Upon arriving in Australia we were greeted by a driver who was much like whoever has taken us to our first hotel in any country; an opinionated talker. He let loose when he found out that we might have political philosophies that lean toward the right. He harangued the Aussie Prime Minister Kevin Rudd, whose answer to everything in our driver’s mind was to throw money at the problem. Our driver compared him to Barack Obama, describing them as two peas in a pod. He then lambasted the U.S. – a place he had visited many times. He accused us of going wobbly. He said we made a mistake by not making English the national language way back when, and questioned why we had everything in “Mexican” also. Welcome to Australia.
Sydney, the largest city, has become identified worldwide by its Opera House. Since its completion in 1973, you rarely see a visual of Sydney or Australia that does not include the iconic image. We could see it from our hotel window and my wife, an opera fan, squealed like a bobby-soxer upon first glance. It is hard not to be captivated by it. The name is somewhat of a misnomer as it has six venues including a concert hall, Opera Theater, and multiple others. It is much larger in person than one would think.

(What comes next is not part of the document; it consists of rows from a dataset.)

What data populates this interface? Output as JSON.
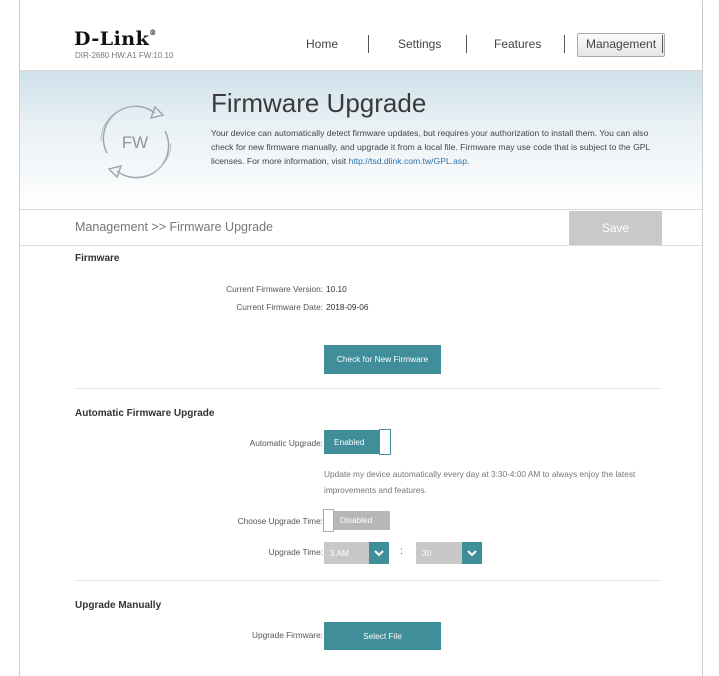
{
  "header": {
    "logo": "D-Link",
    "logo_mark": "®",
    "model_info": "DIR-2680 HW:A1 FW:10.10",
    "nav": [
      "Home",
      "Settings",
      "Features",
      "Management"
    ]
  },
  "banner": {
    "title": "Firmware Upgrade",
    "icon_label": "FW",
    "description": "Your device can automatically detect firmware updates, but requires your authorization to install them. You can also check for new firmware manually, and upgrade it from a local file. Firmware may use code that is subject to the GPL licenses. For more information, visit ",
    "link": "http://tsd.dlink.com.tw/GPL.asp",
    "link_suffix": "."
  },
  "breadcrumb": "Management >> Firmware Upgrade",
  "save_label": "Save",
  "firmware": {
    "title": "Firmware",
    "version_label": "Current Firmware Version:",
    "version_value": "10.10",
    "date_label": "Current Firmware Date:",
    "date_value": "2018-09-06",
    "check_button": "Check for New Firmware"
  },
  "auto": {
    "title": "Automatic Firmware Upgrade",
    "auto_label": "Automatic Upgrade:",
    "auto_state": "Enabled",
    "note": "Update my device automatically every day at 3:30-4:00 AM to always enjoy the latest improvements and features.",
    "choose_label": "Choose Upgrade Time:",
    "choose_state": "Disabled",
    "time_label": "Upgrade Time:",
    "hour_value": "3 AM",
    "colon": ":",
    "minute_value": "30"
  },
  "manual": {
    "title": "Upgrade Manually",
    "label": "Upgrade Firmware:",
    "button": "Select File"
  },
  "colors": {
    "accent": "#3f8e9a",
    "disabled": "#c8c8c8",
    "link": "#2f72a8"
  }
}
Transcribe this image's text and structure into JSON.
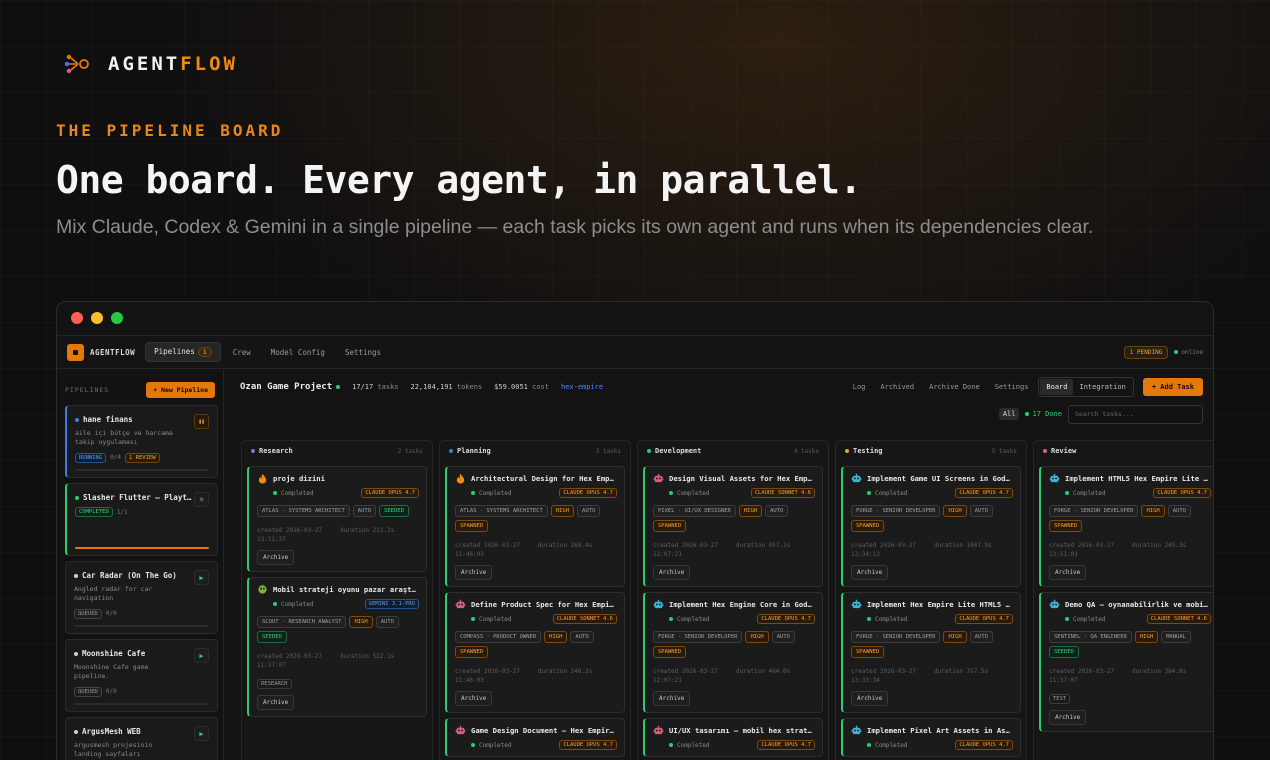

We mostly like to engage the locals wherever we go like the Italian waiter from Sicily or the housekeeping supervisor from Mauritius, but sometimes we run into fellow Americans. We took a cruise around the Sydney Harbor, the largest in the world. The boat was filled mostly with seniors from Adelaide, but we sat down next to a young couple (20’s) from Illinois. For the next two hours we viewed the beautiful harbor and engaged them in talk. It turns out they were both pilots. She flew for a regional airline and he is an Air Force F-15E pilot. She had surprised him with the trip from their current home base of Raleigh, North Carolina, as he is about to ship out to Afghanistan. The flabbergasting thing was the fighter pilot, someone with some of the highest skills in the world, was fascinated how I could turn out a column every week. He thought that was just such a monumental achievement he wished he also could do.
Australia requires all people over 18 to vote. It is not a right or a privilege, it is a requirement. They seem to be very proud of this system that they instituted in 1924, but it seems a little awkward to me.
I remember the night before the election in 2000. I had been working in St. Louis on the Bush campaign. We were told that Bush was spending his last night before the election in Houston so that is where we went. Since Bush ended up elsewhere, a member of our group who happened to be the promoter of a WWF event got us ringside seats. Vince McMahon gave a speech to encourage people to get out and vote as part of the WWF campaign. I looked around the crowd and was a little suspicious as to their knowledge of what the election was about or if they even knew who was running. I thought it might be better for McMahon to suggest they spend a little time educating themselves about being on this planet before electing the most important person on the planet.
It is hard for me believe that the Aussies do not have plenty of their own space cadets or people happily living in their own little world or people who just don’t like the system. We saw tons of them walking down Brunswick Street in Melbourne. To force them to show up to the polls dishonors the system more than having free elections where people can stay at home.
We were in Melbourne for Mothers’ Day – a grand celebration of family like in the States. The difference is they call it Mum’s Day or Mummy’s Day. I tried to get a good answer what they call those things in the Egyptian tombs, but could not get a straight answer.
For those of you who think the States have gone overboard on some ideas, come to Australia and see the future. The Aussies have raised cigarette taxes so that a pack costs $16(USD) now and they are running commercials that can just turn your stomach about the illnesses caused by smoking. As one who has never smoked I find this whole campaign quite overboard. PM Kevin Rudd is behind the campaign and the tax raise so one wonders if he will lecture Obama on his habit.
But they have their other peccadilloes. They have $180 tickets for parking meter violations. We are not talking moving violation. Then they have their own left-leaning government headed by Kevin Rudd. He feels a need to fiddle with everything to make things “better” for the middle class. So what does he do -- proposes a major tax overhaul. Of course, he proceeds to soak the industry that has kept them from the worldwide slowdown – the mining industry. He wants to suck the wind out that industry by adding billions of dollars in taxes to pay for his social programs. Sound familiar?
As I said, it is an ever shrinking world.